> _What you will do_: Using the entries that follow, report how many lines contain the word "true". Only the number is wanted.

> _Data provided_:
===

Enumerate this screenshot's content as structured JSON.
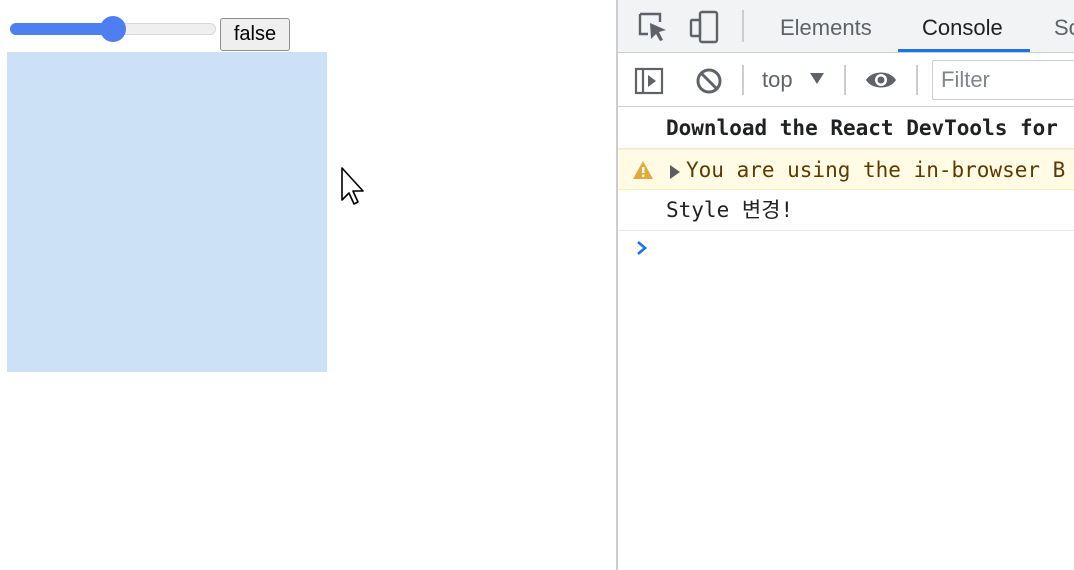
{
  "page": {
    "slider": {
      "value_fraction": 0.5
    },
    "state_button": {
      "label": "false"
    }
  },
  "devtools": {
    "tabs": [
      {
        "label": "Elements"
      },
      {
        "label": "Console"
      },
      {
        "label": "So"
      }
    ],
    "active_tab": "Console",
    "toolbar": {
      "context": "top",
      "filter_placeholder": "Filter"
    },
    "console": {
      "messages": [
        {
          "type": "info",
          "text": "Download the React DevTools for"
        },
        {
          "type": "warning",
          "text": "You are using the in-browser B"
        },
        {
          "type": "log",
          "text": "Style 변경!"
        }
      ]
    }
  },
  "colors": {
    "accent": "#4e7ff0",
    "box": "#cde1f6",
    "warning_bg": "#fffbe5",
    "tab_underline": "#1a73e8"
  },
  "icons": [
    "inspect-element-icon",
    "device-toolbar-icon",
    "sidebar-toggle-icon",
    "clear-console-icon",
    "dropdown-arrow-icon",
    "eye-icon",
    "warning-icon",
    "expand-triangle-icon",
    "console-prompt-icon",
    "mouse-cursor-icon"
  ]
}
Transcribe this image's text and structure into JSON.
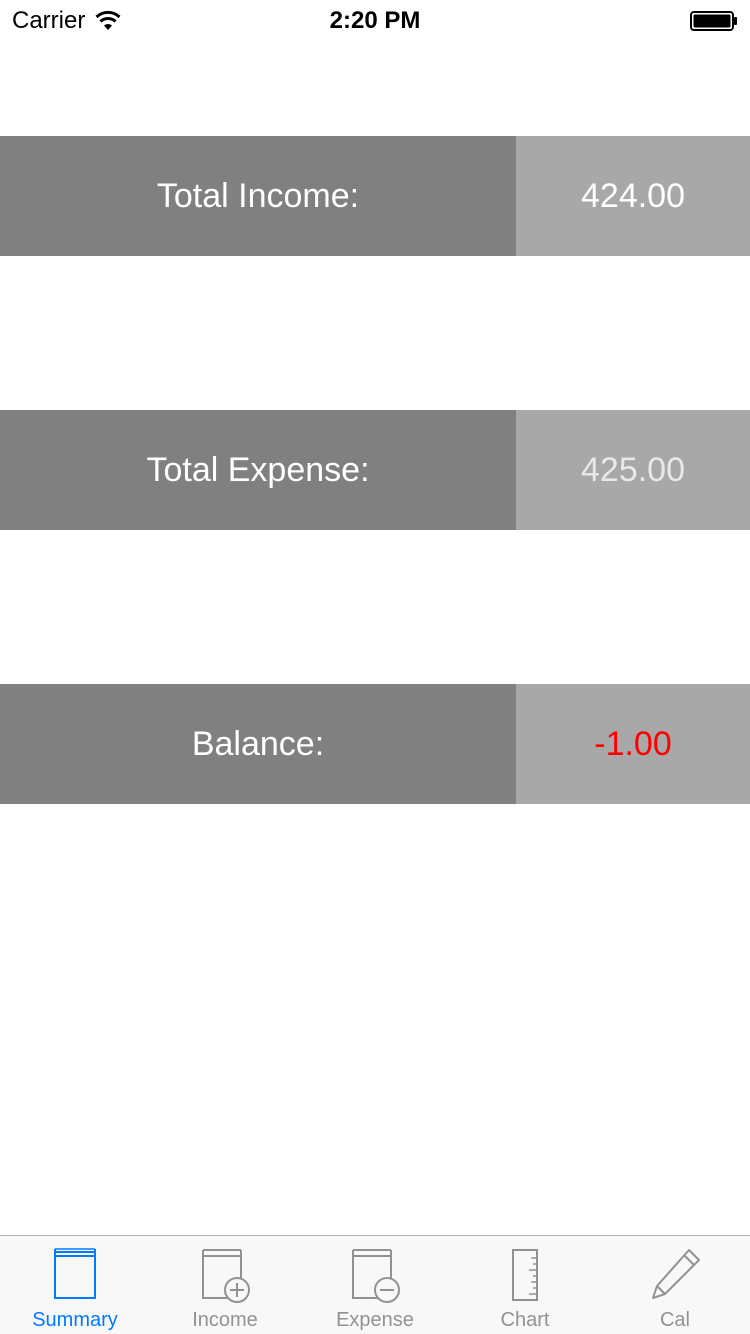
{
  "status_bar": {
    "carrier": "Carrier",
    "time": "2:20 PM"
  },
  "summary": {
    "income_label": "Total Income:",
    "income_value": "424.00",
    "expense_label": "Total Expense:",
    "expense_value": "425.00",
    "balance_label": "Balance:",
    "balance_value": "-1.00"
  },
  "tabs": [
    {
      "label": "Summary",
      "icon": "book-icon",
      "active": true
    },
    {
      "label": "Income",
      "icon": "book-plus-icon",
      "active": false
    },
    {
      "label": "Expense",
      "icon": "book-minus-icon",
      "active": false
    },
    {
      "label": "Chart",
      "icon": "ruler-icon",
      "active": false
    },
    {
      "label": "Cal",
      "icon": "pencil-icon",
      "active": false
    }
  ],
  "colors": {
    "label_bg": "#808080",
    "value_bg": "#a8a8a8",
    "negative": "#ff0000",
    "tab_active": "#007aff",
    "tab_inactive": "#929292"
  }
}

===

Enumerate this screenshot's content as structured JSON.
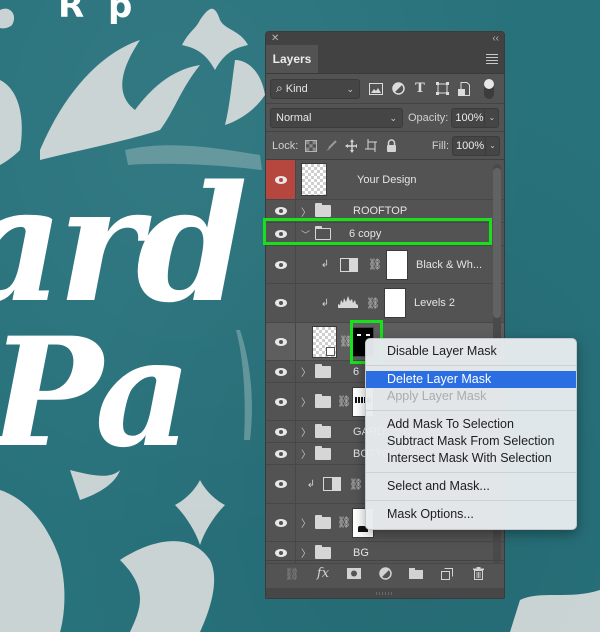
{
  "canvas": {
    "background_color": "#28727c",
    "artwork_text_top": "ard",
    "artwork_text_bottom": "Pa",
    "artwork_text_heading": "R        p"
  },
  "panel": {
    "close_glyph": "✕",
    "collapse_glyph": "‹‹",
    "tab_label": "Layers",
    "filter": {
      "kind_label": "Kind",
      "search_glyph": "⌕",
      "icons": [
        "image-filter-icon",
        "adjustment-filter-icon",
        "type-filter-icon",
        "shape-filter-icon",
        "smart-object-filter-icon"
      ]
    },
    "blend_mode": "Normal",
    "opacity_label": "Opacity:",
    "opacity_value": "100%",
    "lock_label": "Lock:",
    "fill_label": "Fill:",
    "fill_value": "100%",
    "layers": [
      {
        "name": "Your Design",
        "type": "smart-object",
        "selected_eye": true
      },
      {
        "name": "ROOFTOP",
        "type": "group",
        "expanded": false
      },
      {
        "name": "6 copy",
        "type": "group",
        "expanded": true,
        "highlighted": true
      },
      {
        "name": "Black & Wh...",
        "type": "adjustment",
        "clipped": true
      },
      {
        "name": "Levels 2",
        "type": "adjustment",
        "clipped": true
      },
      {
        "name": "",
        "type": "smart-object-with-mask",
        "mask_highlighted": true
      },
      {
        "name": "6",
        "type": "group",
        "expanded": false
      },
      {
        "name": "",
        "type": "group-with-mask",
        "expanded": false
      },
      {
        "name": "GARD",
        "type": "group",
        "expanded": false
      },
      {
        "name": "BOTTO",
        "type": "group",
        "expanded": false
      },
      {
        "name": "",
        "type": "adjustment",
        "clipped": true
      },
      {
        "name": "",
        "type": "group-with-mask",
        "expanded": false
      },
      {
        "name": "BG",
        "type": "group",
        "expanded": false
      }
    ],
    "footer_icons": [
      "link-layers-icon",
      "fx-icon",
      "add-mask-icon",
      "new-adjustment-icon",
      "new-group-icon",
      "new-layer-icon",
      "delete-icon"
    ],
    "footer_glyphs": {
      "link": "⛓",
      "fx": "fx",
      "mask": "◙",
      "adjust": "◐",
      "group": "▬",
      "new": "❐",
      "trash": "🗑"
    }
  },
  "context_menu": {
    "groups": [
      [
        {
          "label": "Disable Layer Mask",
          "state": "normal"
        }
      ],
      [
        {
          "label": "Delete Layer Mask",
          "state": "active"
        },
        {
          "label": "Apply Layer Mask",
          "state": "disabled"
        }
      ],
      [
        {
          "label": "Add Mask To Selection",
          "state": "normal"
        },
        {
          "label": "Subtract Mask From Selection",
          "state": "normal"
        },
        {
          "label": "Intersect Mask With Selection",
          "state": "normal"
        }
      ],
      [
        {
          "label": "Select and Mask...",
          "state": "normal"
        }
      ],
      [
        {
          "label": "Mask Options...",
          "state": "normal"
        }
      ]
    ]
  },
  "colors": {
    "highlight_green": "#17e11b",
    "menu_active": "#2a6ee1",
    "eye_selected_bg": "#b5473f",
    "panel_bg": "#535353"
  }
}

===

> _Answer to the exercise_: 8